The Nigerian Bar Association and the Socio-Economic Rights and Accountability Project (SERAP) have threatened legal actions against the federal government if it immediately fails to lift the suspension of Twitter in the country.
Trouble began on Tuesday after President Muhammadu Buhari in a statement threatened the people of the South-East geo-political zone. His remark deemed genocidal was deleted the next day by the micro-blogging site for violating its rules.
Reacting, the Buhari regime through Lai Mohammed, Information Minister, accused the giant social media platform of double standard by allowing separatists propagate their activities on its platform while pulling down that of the Nigerian leader.
On Friday, Mr Mohammed announced the indefinite suspension of Twitter, moments after another social media site, Facebook, deleted the controversial remarks of the president.
Kicking against the suspension are the NBA, SERAP, Peoples Democratic Party (PDP), Amnesty International (AI) and other Nigerians, especially critics of the present government.
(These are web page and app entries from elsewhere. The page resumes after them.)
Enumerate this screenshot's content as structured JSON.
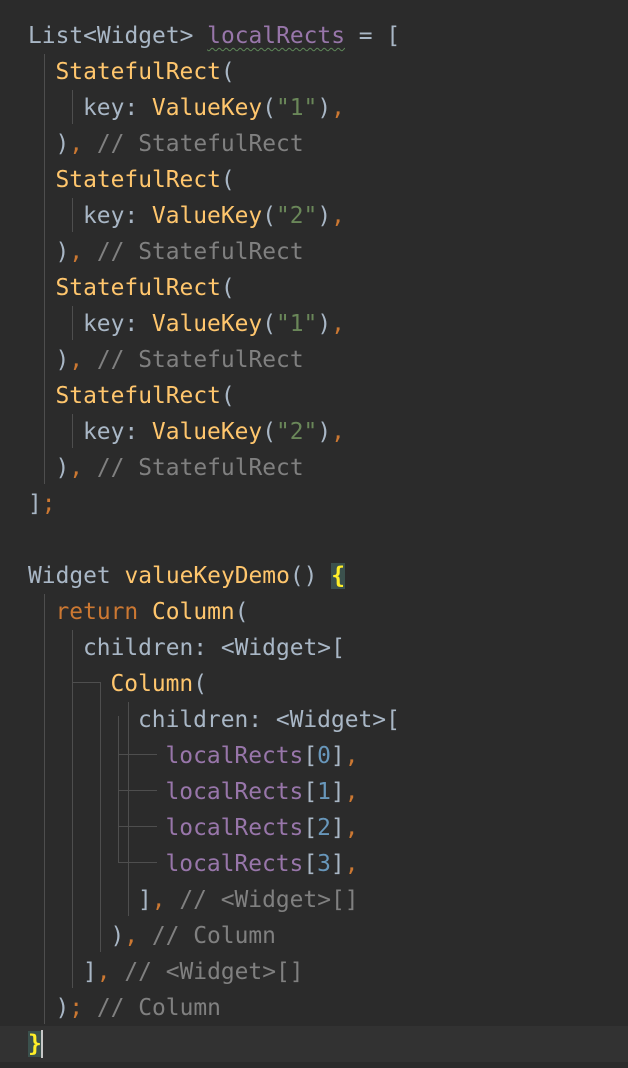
{
  "editor": {
    "colors": {
      "background": "#2b2b2b",
      "current_line": "#323232",
      "class_name": "#ffc66d",
      "keyword": "#cc7832",
      "field": "#9876aa",
      "number": "#6897bb",
      "string": "#6a8759",
      "comment": "#808080",
      "plain": "#a9b7c6",
      "matched_brace": "#ffef28"
    },
    "lines": [
      {
        "tokens": [
          [
            "tok-plain",
            "List<Widget> "
          ],
          [
            "tok-field squiggle-hint",
            "localRects"
          ],
          [
            "tok-plain",
            " = ["
          ]
        ]
      },
      {
        "tokens": [
          [
            "tok-class",
            "StatefulRect"
          ],
          [
            "tok-plain",
            "("
          ]
        ]
      },
      {
        "tokens": [
          [
            "tok-plain",
            "key: "
          ],
          [
            "tok-class",
            "ValueKey"
          ],
          [
            "tok-plain",
            "("
          ],
          [
            "tok-str",
            "\"1\""
          ],
          [
            "tok-plain",
            ")"
          ],
          [
            "tok-punct",
            ","
          ]
        ]
      },
      {
        "tokens": [
          [
            "tok-plain",
            ")"
          ],
          [
            "tok-punct",
            ","
          ],
          [
            "tok-comment",
            " // StatefulRect"
          ]
        ]
      },
      {
        "tokens": [
          [
            "tok-class",
            "StatefulRect"
          ],
          [
            "tok-plain",
            "("
          ]
        ]
      },
      {
        "tokens": [
          [
            "tok-plain",
            "key: "
          ],
          [
            "tok-class",
            "ValueKey"
          ],
          [
            "tok-plain",
            "("
          ],
          [
            "tok-str",
            "\"2\""
          ],
          [
            "tok-plain",
            ")"
          ],
          [
            "tok-punct",
            ","
          ]
        ]
      },
      {
        "tokens": [
          [
            "tok-plain",
            ")"
          ],
          [
            "tok-punct",
            ","
          ],
          [
            "tok-comment",
            " // StatefulRect"
          ]
        ]
      },
      {
        "tokens": [
          [
            "tok-class",
            "StatefulRect"
          ],
          [
            "tok-plain",
            "("
          ]
        ]
      },
      {
        "tokens": [
          [
            "tok-plain",
            "key: "
          ],
          [
            "tok-class",
            "ValueKey"
          ],
          [
            "tok-plain",
            "("
          ],
          [
            "tok-str",
            "\"1\""
          ],
          [
            "tok-plain",
            ")"
          ],
          [
            "tok-punct",
            ","
          ]
        ]
      },
      {
        "tokens": [
          [
            "tok-plain",
            ")"
          ],
          [
            "tok-punct",
            ","
          ],
          [
            "tok-comment",
            " // StatefulRect"
          ]
        ]
      },
      {
        "tokens": [
          [
            "tok-class",
            "StatefulRect"
          ],
          [
            "tok-plain",
            "("
          ]
        ]
      },
      {
        "tokens": [
          [
            "tok-plain",
            "key: "
          ],
          [
            "tok-class",
            "ValueKey"
          ],
          [
            "tok-plain",
            "("
          ],
          [
            "tok-str",
            "\"2\""
          ],
          [
            "tok-plain",
            ")"
          ],
          [
            "tok-punct",
            ","
          ]
        ]
      },
      {
        "tokens": [
          [
            "tok-plain",
            ")"
          ],
          [
            "tok-punct",
            ","
          ],
          [
            "tok-comment",
            " // StatefulRect"
          ]
        ]
      },
      {
        "tokens": [
          [
            "tok-plain",
            "]"
          ],
          [
            "tok-punct",
            ";"
          ]
        ]
      },
      {
        "tokens": []
      },
      {
        "tokens": [
          [
            "tok-plain",
            "Widget "
          ],
          [
            "tok-class",
            "valueKeyDemo"
          ],
          [
            "tok-plain",
            "() "
          ],
          [
            "brace-match",
            "{"
          ]
        ]
      },
      {
        "tokens": [
          [
            "tok-kw",
            "return "
          ],
          [
            "tok-class",
            "Column"
          ],
          [
            "tok-plain",
            "("
          ]
        ]
      },
      {
        "tokens": [
          [
            "tok-plain",
            "children: <Widget>["
          ]
        ]
      },
      {
        "tokens": [
          [
            "tok-class",
            "Column"
          ],
          [
            "tok-plain",
            "("
          ]
        ]
      },
      {
        "tokens": [
          [
            "tok-plain",
            "children: <Widget>["
          ]
        ]
      },
      {
        "tokens": [
          [
            "tok-field",
            "localRects"
          ],
          [
            "tok-plain",
            "["
          ],
          [
            "tok-num",
            "0"
          ],
          [
            "tok-plain",
            "]"
          ],
          [
            "tok-punct",
            ","
          ]
        ]
      },
      {
        "tokens": [
          [
            "tok-field",
            "localRects"
          ],
          [
            "tok-plain",
            "["
          ],
          [
            "tok-num",
            "1"
          ],
          [
            "tok-plain",
            "]"
          ],
          [
            "tok-punct",
            ","
          ]
        ]
      },
      {
        "tokens": [
          [
            "tok-field",
            "localRects"
          ],
          [
            "tok-plain",
            "["
          ],
          [
            "tok-num",
            "2"
          ],
          [
            "tok-plain",
            "]"
          ],
          [
            "tok-punct",
            ","
          ]
        ]
      },
      {
        "tokens": [
          [
            "tok-field",
            "localRects"
          ],
          [
            "tok-plain",
            "["
          ],
          [
            "tok-num",
            "3"
          ],
          [
            "tok-plain",
            "]"
          ],
          [
            "tok-punct",
            ","
          ]
        ]
      },
      {
        "tokens": [
          [
            "tok-plain",
            "]"
          ],
          [
            "tok-punct",
            ","
          ],
          [
            "tok-comment",
            " // <Widget>[]"
          ]
        ]
      },
      {
        "tokens": [
          [
            "tok-plain",
            ")"
          ],
          [
            "tok-punct",
            ","
          ],
          [
            "tok-comment",
            " // Column"
          ]
        ]
      },
      {
        "tokens": [
          [
            "tok-plain",
            "]"
          ],
          [
            "tok-punct",
            ","
          ],
          [
            "tok-comment",
            " // <Widget>[]"
          ]
        ]
      },
      {
        "tokens": [
          [
            "tok-plain",
            ")"
          ],
          [
            "tok-punct",
            ";"
          ],
          [
            "tok-comment",
            " // Column"
          ]
        ]
      },
      {
        "tokens": [
          [
            "brace-match",
            "}"
          ]
        ]
      }
    ]
  }
}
In a statement on Twitter, Olumide Akpata, national president of the legal body said NBA finds no constitutional or legal authority to support the peremptory action of the Federal Government.
“Consequently, if this decision is not immediately reversed, the @NigBarAssoc will have no choice but to challenge same in the interest of the public and for the sake of our democracy,” Mr Akpata tweeted.
Describing the action as illegal, SERAP in a statement on its Twitter handle said it will seek redress in court because Nigerians have a right to freedom of expression and access to information including online and “we plan to fight to keep it that way.”
Also, the PDP in its reaction called on the federal government to rescind its the suspension.
In a statement by Kola Olugbondiyan, its spokesperson, the opposition party described the ban as a “draconian action and a slide towards a fascist regime in our country.”
Condemning the suspension, Amnesty International said called for the immediate reverse the “unlawful suspension and other plans to gag the media, repress the civic space, and undermine Nigerians’ human rights.”
“This action is clearly inconsistent and incompatible with Nigeria’s international obligations including under the African Charter on Human and Peoples’ Rights and the International Covenant on Civil and Political Rights,” the UK-based group tweeted.
On his part, Bukola Saraki, a former Senate President, in a tweet, described the action as unacceptable and called for a review of the suspension because the medium has been a source of income and livelihood to some Nigerian youths.
Atiku Abubakar, a former vice president, also reacted suggesting he is not leaving the platform anytime soon.
Hopefully, this isn't my last tweet. #smile
— Atiku Abubakar (@atiku) June 4, 2021